TASK ITEM -> Below are records; write all of them out exactly.

*** Opening TASK DATA ***

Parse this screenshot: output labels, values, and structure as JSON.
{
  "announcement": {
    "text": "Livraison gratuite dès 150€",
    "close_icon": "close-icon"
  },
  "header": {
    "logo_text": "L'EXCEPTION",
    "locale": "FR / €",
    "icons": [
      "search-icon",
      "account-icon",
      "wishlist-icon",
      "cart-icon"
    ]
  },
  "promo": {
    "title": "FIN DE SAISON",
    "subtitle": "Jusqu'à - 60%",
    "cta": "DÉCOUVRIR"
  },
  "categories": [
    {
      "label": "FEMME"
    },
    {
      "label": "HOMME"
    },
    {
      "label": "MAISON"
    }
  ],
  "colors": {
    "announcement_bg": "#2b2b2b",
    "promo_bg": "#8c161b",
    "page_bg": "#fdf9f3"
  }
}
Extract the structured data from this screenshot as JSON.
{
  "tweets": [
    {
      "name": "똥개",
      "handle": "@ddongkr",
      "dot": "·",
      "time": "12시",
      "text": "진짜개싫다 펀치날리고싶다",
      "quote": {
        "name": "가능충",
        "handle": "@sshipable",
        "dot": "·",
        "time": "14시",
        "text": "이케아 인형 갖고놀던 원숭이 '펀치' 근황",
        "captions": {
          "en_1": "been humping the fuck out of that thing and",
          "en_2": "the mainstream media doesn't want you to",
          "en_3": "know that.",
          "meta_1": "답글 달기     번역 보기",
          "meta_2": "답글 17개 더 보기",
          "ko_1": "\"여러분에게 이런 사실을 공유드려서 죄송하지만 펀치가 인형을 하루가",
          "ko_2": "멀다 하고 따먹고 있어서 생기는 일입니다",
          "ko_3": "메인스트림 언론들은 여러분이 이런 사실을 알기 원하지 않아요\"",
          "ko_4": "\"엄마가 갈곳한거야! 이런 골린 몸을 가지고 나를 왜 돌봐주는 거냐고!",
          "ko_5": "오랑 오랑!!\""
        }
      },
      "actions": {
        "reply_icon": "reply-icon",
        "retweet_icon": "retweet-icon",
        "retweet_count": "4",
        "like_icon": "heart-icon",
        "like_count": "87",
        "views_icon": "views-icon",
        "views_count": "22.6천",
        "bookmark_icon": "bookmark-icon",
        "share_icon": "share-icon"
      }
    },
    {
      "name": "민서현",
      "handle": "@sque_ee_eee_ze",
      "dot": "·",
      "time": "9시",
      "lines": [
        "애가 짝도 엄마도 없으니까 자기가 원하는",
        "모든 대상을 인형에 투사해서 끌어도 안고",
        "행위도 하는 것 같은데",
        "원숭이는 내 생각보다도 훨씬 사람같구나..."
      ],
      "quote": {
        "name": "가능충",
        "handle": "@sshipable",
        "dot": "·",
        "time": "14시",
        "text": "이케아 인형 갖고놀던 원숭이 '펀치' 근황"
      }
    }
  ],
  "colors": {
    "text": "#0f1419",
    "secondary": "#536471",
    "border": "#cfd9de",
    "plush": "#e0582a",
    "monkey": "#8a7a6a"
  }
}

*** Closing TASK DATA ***

THE ANSWER ->
Parse this screenshot: output labels, values, and structure as JSON.
{
  "announcement": {
    "text": "Livraison gratuite dès 150€",
    "close_icon": "close-icon"
  },
  "header": {
    "logo_text": "L'EXCEPTION",
    "locale": "FR / €",
    "icons": [
      "search-icon",
      "account-icon",
      "wishlist-icon",
      "cart-icon"
    ]
  },
  "promo": {
    "title": "FIN DE SAISON",
    "subtitle": "Jusqu'à - 60%",
    "cta": "DÉCOUVRIR"
  },
  "categories": [
    {
      "label": "FEMME"
    },
    {
      "label": "HOMME"
    },
    {
      "label": "MAISON"
    }
  ],
  "colors": {
    "announcement_bg": "#2b2b2b",
    "promo_bg": "#8c161b",
    "page_bg": "#fdf9f3"
  }
}
Extract the structured data from this screenshot as JSON.
{
  "tweets": [
    {
      "name": "똥개",
      "handle": "@ddongkr",
      "dot": "·",
      "time": "12시",
      "text": "진짜개싫다 펀치날리고싶다",
      "quote": {
        "name": "가능충",
        "handle": "@sshipable",
        "dot": "·",
        "time": "14시",
        "text": "이케아 인형 갖고놀던 원숭이 '펀치' 근황",
        "captions": {
          "en_1": "been humping the fuck out of that thing and",
          "en_2": "the mainstream media doesn't want you to",
          "en_3": "know that.",
          "meta_1": "답글 달기     번역 보기",
          "meta_2": "답글 17개 더 보기",
          "ko_1": "\"여러분에게 이런 사실을 공유드려서 죄송하지만 펀치가 인형을 하루가",
          "ko_2": "멀다 하고 따먹고 있어서 생기는 일입니다",
          "ko_3": "메인스트림 언론들은 여러분이 이런 사실을 알기 원하지 않아요\"",
          "ko_4": "\"엄마가 갈곳한거야! 이런 골린 몸을 가지고 나를 왜 돌봐주는 거냐고!",
          "ko_5": "오랑 오랑!!\""
        }
      },
      "actions": {
        "reply_icon": "reply-icon",
        "retweet_icon": "retweet-icon",
        "retweet_count": "4",
        "like_icon": "heart-icon",
        "like_count": "87",
        "views_icon": "views-icon",
        "views_count": "22.6천",
        "bookmark_icon": "bookmark-icon",
        "share_icon": "share-icon"
      }
    },
    {
      "name": "민서현",
      "handle": "@sque_ee_eee_ze",
      "dot": "·",
      "time": "9시",
      "lines": [
        "애가 짝도 엄마도 없으니까 자기가 원하는",
        "모든 대상을 인형에 투사해서 끌어도 안고",
        "행위도 하는 것 같은데",
        "원숭이는 내 생각보다도 훨씬 사람같구나..."
      ],
      "quote": {
        "name": "가능충",
        "handle": "@sshipable",
        "dot": "·",
        "time": "14시",
        "text": "이케아 인형 갖고놀던 원숭이 '펀치' 근황"
      }
    }
  ],
  "colors": {
    "text": "#0f1419",
    "secondary": "#536471",
    "border": "#cfd9de",
    "plush": "#e0582a",
    "monkey": "#8a7a6a"
  }
}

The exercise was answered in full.